● What you need to do
Please copy every line from the records below that contains the string "系统简介".

● Task data

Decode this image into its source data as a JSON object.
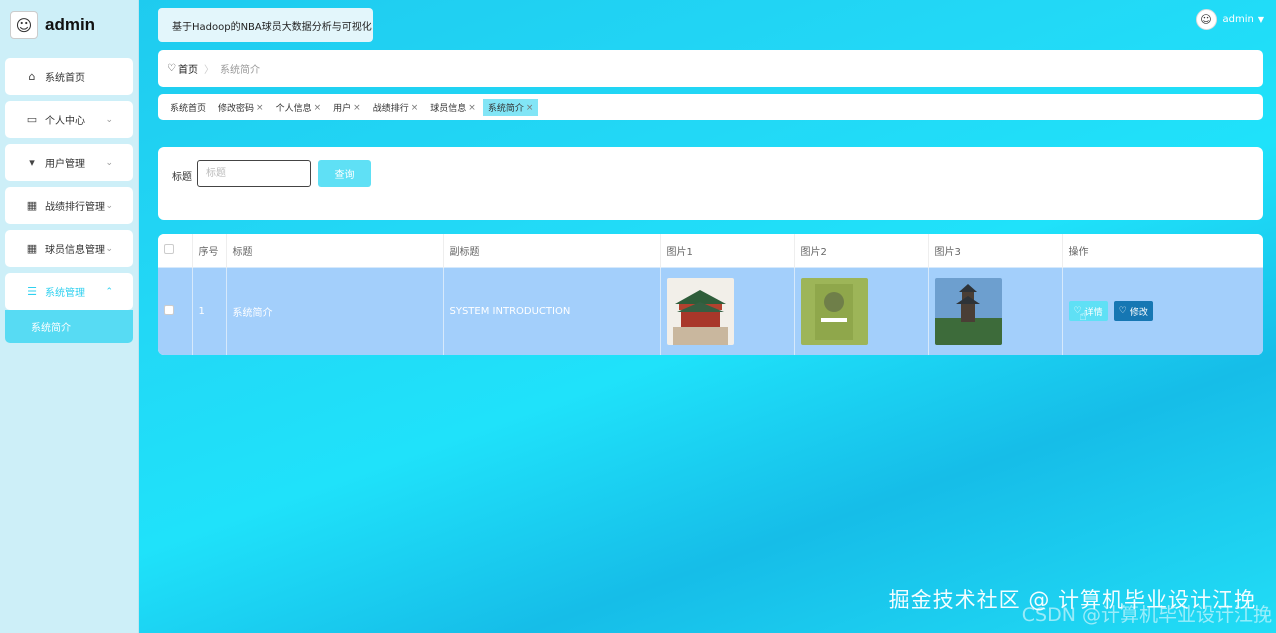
{
  "app": {
    "brand_name": "admin",
    "system_title": "基于Hadoop的NBA球员大数据分析与可视化",
    "user_name": "admin"
  },
  "sidebar": {
    "items": [
      {
        "label": "系统首页",
        "icon": "home-icon"
      },
      {
        "label": "个人中心",
        "icon": "credit-card-icon"
      },
      {
        "label": "用户管理",
        "icon": "pin-icon"
      },
      {
        "label": "战绩排行管理",
        "icon": "grid-icon"
      },
      {
        "label": "球员信息管理",
        "icon": "grid-icon"
      },
      {
        "label": "系统管理",
        "icon": "menu-icon"
      }
    ],
    "submenu_active": "系统简介"
  },
  "breadcrumb": {
    "home": "首页",
    "current": "系统简介"
  },
  "tags": [
    {
      "label": "系统首页",
      "closable": false
    },
    {
      "label": "修改密码",
      "closable": true
    },
    {
      "label": "个人信息",
      "closable": true
    },
    {
      "label": "用户",
      "closable": true
    },
    {
      "label": "战绩排行",
      "closable": true
    },
    {
      "label": "球员信息",
      "closable": true
    },
    {
      "label": "系统简介",
      "closable": true,
      "active": true
    }
  ],
  "search": {
    "label": "标题",
    "placeholder": "标题",
    "button": "查询"
  },
  "table": {
    "headers": [
      "序号",
      "标题",
      "副标题",
      "图片1",
      "图片2",
      "图片3",
      "操作"
    ],
    "rows": [
      {
        "index": "1",
        "title": "系统简介",
        "subtitle": "SYSTEM INTRODUCTION"
      }
    ],
    "actions": {
      "detail": "详情",
      "edit": "修改"
    }
  },
  "watermark": {
    "line1": "掘金技术社区 @ 计算机毕业设计江挽",
    "line2": "CSDN @计算机毕业设计江挽"
  },
  "colors": {
    "accent": "#5fe0f5",
    "edit": "#1677b3",
    "row_bg": "#a3cffb"
  }
}
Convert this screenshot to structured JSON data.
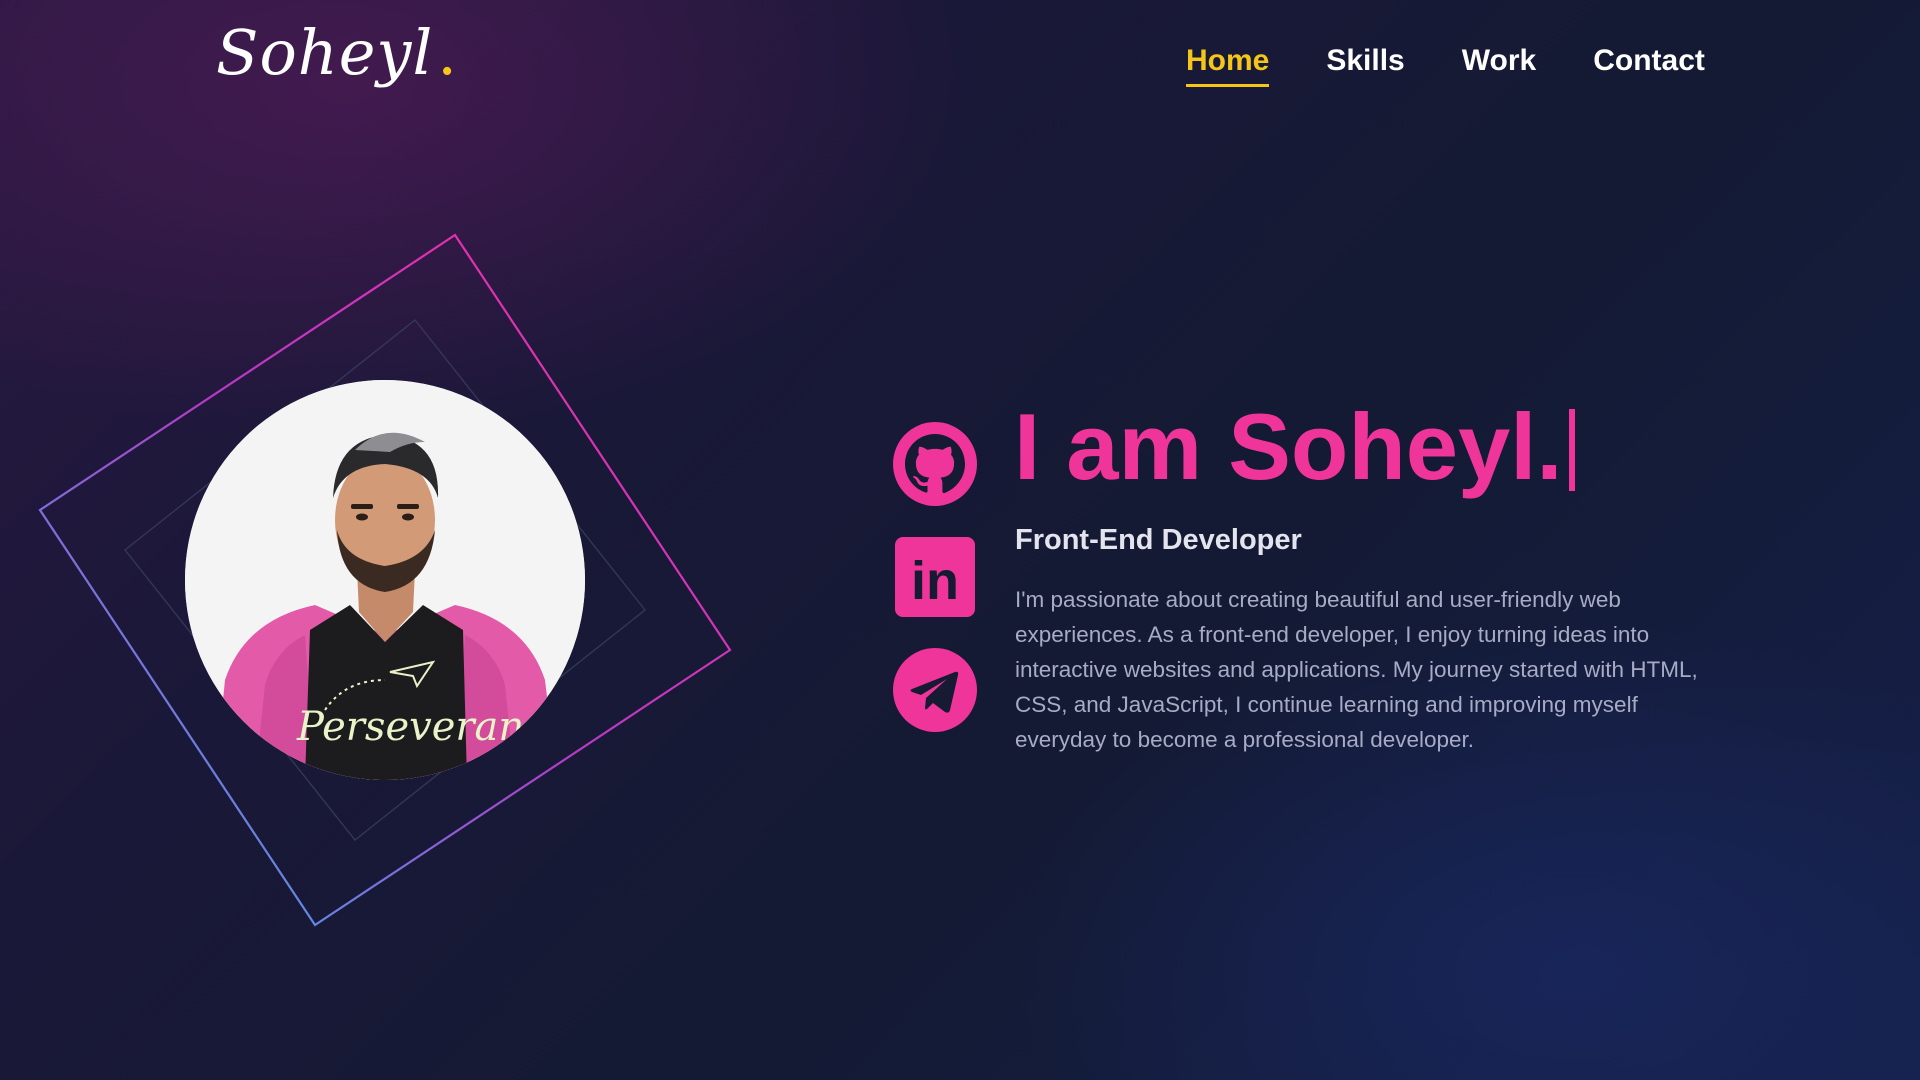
{
  "brand": {
    "logo_text": "Soheyl",
    "logo_dot": "."
  },
  "nav": {
    "items": [
      {
        "label": "Home",
        "active": true
      },
      {
        "label": "Skills",
        "active": false
      },
      {
        "label": "Work",
        "active": false
      },
      {
        "label": "Contact",
        "active": false
      }
    ]
  },
  "hero": {
    "title": "I am Soheyl.",
    "role": "Front-End Developer",
    "bio": "I'm passionate about creating beautiful and user-friendly web experiences. As a front-end developer, I enjoy turning ideas into interactive websites and applications. My journey started with HTML, CSS, and JavaScript, I continue learning and improving myself everyday to become a professional developer.",
    "photo_shirt_text": "Perseveran"
  },
  "socials": [
    {
      "name": "GitHub",
      "icon": "github-icon"
    },
    {
      "name": "LinkedIn",
      "icon": "linkedin-icon",
      "glyph": "in"
    },
    {
      "name": "Telegram",
      "icon": "telegram-icon"
    }
  ],
  "colors": {
    "accent_pink": "#f0359a",
    "accent_yellow": "#f5c518",
    "frame_gradient_start": "#ff2a9d",
    "frame_gradient_end": "#36b8f4",
    "background_dark": "#151a33",
    "text_muted": "#a7abc4"
  }
}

● Problem solution
    "submenu_active": "系统简介"
    "current": "系统简介"
      "label": "系统简介",
        "title": "系统简介",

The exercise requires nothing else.